• [Assigned task] Lines below that include "КОНСТРУКЦИЙ" are the answer; copy each one.
━━━ Data ━━━
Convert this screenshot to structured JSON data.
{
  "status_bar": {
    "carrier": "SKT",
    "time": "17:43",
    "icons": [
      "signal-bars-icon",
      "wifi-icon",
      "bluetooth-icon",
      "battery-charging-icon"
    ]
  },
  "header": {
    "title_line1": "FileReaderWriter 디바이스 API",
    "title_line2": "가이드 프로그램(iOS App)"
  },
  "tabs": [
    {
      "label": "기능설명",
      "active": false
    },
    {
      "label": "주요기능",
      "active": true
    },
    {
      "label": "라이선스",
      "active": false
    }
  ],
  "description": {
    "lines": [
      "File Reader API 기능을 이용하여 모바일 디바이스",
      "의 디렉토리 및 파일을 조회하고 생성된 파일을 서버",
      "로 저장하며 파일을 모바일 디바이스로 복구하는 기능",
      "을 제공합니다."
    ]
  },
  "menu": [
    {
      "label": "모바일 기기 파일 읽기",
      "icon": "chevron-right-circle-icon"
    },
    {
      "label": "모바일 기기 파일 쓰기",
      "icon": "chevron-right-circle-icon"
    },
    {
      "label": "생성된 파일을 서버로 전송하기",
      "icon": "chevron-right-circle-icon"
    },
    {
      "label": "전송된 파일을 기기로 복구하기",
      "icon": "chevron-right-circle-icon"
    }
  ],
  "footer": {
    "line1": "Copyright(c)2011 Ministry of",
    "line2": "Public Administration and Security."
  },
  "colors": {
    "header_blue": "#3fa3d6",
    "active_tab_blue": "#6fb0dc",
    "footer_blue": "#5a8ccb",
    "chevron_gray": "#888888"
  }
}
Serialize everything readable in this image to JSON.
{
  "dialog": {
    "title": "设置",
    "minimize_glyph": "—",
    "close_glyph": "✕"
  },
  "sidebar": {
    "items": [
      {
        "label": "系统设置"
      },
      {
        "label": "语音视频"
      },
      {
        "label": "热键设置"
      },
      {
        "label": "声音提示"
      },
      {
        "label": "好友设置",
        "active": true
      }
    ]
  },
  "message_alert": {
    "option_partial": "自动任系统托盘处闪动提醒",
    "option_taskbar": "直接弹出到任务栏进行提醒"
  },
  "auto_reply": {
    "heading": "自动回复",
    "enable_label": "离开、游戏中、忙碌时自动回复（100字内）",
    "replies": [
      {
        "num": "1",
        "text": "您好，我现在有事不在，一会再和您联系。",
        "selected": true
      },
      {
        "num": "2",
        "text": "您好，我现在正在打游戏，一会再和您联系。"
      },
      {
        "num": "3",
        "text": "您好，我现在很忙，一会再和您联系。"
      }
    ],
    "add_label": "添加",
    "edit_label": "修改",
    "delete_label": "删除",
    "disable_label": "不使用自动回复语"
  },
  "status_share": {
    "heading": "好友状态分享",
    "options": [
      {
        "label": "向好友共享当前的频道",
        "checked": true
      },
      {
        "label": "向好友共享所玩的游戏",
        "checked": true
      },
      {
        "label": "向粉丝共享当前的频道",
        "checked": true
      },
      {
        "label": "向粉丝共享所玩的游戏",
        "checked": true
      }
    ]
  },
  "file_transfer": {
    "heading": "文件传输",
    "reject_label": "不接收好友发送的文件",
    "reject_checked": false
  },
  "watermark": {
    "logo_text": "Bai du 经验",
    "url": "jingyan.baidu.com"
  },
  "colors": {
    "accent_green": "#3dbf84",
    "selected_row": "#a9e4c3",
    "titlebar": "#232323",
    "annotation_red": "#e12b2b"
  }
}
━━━
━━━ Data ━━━
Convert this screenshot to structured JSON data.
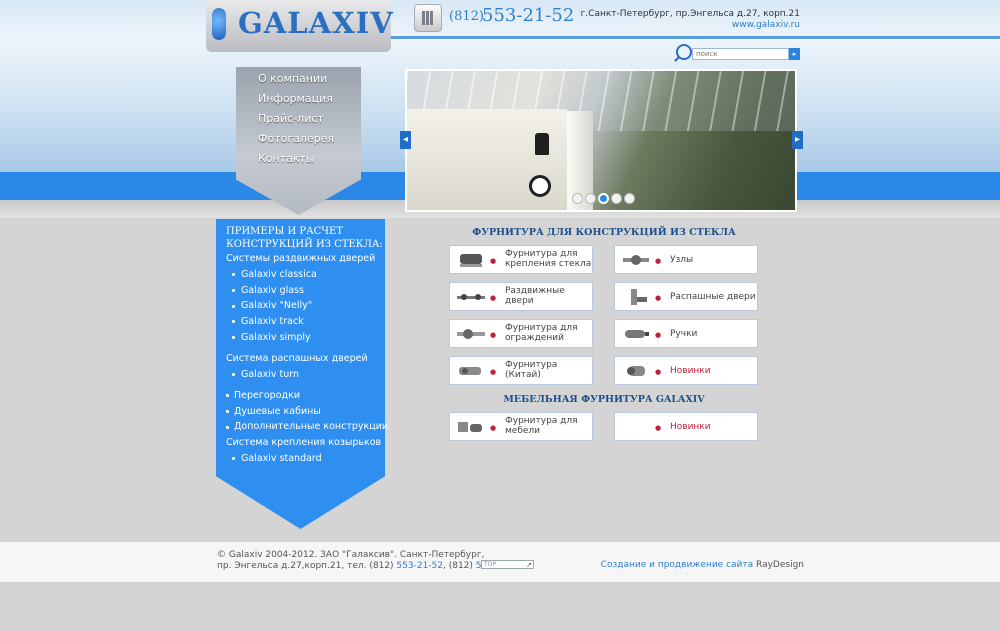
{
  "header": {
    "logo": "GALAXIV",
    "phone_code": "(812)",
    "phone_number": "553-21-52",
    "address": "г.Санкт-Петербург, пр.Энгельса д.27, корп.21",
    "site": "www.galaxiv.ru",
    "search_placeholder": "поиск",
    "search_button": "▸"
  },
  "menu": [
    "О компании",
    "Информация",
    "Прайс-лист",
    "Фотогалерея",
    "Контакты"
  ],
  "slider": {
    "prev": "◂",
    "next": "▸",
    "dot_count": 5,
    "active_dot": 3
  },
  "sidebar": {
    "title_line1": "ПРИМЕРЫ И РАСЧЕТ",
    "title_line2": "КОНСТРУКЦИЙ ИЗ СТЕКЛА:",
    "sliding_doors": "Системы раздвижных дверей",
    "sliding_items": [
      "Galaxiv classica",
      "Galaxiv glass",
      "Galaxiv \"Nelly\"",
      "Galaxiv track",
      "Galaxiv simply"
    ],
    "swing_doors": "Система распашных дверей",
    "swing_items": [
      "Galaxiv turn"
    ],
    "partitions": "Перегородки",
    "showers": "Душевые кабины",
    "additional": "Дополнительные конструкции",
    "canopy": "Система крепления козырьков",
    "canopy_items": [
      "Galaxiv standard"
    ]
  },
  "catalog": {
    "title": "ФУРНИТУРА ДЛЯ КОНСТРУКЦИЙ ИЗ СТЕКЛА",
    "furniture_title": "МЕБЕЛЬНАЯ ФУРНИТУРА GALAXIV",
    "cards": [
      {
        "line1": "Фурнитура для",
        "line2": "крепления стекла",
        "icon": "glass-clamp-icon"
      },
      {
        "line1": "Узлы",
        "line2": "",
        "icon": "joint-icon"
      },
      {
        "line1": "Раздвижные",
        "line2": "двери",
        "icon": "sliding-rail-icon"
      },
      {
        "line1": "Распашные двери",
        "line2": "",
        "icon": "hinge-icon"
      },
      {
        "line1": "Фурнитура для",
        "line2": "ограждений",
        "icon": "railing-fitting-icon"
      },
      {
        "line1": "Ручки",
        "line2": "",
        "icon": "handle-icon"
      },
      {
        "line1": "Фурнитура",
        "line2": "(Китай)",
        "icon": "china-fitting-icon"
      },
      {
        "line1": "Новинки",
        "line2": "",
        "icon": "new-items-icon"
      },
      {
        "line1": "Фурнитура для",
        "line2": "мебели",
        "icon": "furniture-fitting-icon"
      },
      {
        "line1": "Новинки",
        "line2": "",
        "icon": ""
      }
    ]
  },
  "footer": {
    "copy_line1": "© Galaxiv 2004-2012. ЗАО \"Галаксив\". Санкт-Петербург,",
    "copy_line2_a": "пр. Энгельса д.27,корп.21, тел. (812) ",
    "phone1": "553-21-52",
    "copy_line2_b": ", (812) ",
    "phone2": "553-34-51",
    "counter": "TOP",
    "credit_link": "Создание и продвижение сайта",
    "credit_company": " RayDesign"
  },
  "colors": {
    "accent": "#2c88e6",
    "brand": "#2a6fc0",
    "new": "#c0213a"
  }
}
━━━
• [Result]
    "title_line2": "КОНСТРУКЦИЙ ИЗ СТЕКЛА:",
    "title": "ФУРНИТУРА ДЛЯ КОНСТРУКЦИЙ ИЗ СТЕКЛА",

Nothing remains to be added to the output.